##### Records to process
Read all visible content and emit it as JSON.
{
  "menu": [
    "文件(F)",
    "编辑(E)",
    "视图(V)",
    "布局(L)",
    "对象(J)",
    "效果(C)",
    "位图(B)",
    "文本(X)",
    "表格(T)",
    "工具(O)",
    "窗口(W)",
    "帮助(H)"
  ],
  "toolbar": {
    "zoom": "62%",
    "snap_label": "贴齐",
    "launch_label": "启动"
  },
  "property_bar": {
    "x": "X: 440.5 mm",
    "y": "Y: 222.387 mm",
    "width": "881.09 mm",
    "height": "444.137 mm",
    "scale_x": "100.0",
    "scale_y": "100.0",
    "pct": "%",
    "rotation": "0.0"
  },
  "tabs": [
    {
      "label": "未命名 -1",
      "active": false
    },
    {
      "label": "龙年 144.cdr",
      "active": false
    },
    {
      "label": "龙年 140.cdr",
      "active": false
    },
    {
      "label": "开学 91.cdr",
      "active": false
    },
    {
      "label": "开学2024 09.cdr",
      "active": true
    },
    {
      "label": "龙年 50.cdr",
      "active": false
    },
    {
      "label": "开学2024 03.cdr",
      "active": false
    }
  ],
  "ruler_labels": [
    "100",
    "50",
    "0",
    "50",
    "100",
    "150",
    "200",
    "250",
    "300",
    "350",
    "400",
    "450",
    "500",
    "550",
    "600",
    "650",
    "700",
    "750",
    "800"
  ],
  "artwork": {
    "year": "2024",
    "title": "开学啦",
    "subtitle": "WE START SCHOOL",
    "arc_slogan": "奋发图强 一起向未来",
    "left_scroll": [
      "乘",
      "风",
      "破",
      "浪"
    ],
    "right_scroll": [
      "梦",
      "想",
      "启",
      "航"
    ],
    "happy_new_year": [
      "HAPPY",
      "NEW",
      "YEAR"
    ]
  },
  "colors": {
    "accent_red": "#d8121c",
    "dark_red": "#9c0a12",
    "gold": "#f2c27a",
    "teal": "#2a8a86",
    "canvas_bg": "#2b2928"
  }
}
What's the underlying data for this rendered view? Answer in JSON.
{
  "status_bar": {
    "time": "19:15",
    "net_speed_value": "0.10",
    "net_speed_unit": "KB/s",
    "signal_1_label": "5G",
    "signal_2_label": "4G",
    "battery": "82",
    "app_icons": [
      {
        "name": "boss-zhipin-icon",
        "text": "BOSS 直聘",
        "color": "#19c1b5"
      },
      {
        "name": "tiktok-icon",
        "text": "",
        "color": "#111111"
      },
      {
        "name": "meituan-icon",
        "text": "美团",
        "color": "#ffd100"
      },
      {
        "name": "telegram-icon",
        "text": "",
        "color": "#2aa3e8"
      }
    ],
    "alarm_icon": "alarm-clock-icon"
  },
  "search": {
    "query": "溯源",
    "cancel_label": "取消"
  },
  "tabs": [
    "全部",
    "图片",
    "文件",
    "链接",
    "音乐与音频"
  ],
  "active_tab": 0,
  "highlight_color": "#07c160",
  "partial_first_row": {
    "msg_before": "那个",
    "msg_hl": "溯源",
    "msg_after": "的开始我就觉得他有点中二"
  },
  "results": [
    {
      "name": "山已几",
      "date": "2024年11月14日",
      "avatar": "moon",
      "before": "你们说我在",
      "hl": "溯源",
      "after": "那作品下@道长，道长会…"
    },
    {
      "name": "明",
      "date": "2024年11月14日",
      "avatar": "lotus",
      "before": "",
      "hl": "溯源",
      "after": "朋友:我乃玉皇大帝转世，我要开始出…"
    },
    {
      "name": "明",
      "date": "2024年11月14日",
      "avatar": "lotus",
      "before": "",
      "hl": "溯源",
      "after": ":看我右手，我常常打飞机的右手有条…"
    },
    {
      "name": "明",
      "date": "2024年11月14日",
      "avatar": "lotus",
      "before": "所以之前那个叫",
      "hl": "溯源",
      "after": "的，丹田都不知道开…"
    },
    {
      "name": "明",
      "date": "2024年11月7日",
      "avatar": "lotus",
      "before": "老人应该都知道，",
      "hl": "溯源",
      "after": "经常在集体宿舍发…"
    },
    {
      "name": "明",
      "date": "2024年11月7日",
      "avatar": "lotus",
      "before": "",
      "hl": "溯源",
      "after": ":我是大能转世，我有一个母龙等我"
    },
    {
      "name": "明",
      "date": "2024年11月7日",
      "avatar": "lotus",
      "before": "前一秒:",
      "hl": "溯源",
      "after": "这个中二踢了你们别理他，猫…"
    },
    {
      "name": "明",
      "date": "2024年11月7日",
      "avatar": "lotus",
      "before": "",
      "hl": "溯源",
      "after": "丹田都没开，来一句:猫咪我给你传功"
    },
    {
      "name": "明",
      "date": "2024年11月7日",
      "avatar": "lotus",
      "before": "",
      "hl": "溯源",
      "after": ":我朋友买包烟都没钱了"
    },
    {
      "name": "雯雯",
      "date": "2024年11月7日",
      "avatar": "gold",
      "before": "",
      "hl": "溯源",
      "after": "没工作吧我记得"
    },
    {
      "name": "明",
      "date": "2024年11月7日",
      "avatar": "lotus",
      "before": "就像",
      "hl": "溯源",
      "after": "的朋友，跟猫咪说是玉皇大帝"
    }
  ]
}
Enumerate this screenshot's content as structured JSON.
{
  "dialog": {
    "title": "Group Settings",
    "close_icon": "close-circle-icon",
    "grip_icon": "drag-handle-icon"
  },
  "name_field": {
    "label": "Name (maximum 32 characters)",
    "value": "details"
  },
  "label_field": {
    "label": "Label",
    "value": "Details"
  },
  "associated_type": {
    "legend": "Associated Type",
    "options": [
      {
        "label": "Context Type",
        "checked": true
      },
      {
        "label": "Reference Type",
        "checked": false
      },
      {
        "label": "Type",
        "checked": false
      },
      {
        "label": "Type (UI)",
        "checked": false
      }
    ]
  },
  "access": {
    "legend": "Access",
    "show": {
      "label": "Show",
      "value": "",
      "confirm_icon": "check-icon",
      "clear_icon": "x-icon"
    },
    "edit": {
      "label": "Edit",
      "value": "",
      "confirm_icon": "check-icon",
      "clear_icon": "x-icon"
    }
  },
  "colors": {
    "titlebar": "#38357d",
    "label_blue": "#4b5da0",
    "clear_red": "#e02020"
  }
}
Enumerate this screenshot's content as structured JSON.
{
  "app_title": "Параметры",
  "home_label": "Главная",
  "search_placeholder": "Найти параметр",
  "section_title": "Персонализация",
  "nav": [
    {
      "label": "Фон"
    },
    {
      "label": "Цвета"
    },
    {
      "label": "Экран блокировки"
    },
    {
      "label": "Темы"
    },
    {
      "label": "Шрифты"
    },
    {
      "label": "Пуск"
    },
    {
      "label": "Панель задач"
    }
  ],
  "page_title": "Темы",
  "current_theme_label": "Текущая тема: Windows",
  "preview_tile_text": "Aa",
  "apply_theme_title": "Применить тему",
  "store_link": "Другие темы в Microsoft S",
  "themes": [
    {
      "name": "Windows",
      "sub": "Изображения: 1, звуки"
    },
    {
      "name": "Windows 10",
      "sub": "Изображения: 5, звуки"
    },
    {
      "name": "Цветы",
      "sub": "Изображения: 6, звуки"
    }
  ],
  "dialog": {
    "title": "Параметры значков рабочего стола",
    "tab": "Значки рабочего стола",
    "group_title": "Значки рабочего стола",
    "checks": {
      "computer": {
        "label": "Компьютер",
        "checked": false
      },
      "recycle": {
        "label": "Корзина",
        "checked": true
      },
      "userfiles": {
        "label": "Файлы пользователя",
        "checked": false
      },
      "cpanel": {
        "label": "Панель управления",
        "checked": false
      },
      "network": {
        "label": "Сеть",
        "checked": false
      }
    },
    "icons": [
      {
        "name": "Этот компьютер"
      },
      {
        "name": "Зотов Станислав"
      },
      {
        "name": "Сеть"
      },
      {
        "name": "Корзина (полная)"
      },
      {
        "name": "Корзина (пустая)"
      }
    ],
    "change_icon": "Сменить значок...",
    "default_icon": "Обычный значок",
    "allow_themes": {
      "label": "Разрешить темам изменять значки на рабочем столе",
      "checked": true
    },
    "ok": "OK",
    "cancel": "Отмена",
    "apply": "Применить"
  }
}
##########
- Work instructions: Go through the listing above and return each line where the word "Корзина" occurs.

- Answer section:
        "label": "Корзина",
        "name": "Корзина (полная)"
        "name": "Корзина (пустая)"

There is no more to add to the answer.